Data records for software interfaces
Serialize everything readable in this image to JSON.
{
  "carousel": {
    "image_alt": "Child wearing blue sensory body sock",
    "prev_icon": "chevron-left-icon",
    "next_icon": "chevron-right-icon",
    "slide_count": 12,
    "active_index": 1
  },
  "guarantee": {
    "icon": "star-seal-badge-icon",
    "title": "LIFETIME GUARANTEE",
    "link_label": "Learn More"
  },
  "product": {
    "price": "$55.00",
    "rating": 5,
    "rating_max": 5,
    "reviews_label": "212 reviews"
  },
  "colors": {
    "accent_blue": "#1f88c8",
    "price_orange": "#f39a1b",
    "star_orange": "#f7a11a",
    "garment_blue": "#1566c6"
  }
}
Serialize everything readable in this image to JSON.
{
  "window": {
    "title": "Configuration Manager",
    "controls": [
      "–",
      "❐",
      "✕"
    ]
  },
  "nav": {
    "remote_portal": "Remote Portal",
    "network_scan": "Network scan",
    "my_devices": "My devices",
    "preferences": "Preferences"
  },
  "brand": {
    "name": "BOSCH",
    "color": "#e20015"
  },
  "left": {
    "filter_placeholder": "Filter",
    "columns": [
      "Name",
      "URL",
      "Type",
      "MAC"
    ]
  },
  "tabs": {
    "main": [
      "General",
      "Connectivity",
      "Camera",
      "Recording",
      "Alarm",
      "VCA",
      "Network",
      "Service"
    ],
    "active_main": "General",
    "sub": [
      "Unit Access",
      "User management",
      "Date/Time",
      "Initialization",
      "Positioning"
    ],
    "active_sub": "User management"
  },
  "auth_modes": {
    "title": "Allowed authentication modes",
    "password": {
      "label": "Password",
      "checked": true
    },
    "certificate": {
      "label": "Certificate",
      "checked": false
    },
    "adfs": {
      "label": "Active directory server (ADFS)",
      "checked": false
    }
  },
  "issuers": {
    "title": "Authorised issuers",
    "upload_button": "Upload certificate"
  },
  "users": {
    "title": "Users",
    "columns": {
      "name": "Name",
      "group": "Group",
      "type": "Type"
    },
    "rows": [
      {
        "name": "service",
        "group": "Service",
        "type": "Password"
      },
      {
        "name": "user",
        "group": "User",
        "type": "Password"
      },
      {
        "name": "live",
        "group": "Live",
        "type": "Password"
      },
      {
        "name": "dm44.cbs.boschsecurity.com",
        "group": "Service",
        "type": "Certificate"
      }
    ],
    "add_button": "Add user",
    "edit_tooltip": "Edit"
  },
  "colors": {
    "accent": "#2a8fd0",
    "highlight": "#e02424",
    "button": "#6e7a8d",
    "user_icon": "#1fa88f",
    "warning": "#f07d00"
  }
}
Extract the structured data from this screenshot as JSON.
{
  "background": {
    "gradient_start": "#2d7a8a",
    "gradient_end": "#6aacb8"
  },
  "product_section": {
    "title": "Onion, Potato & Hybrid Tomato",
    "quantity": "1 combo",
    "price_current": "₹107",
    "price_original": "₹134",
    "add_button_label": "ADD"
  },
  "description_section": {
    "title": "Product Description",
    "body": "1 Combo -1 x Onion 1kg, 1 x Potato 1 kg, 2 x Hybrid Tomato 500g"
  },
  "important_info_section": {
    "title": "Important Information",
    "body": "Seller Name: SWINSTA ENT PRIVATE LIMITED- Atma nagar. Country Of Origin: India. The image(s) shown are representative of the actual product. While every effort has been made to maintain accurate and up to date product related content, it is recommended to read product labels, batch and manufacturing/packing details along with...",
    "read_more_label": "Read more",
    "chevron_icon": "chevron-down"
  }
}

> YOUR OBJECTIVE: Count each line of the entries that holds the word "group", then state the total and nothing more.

> TASK SOLUTION: 5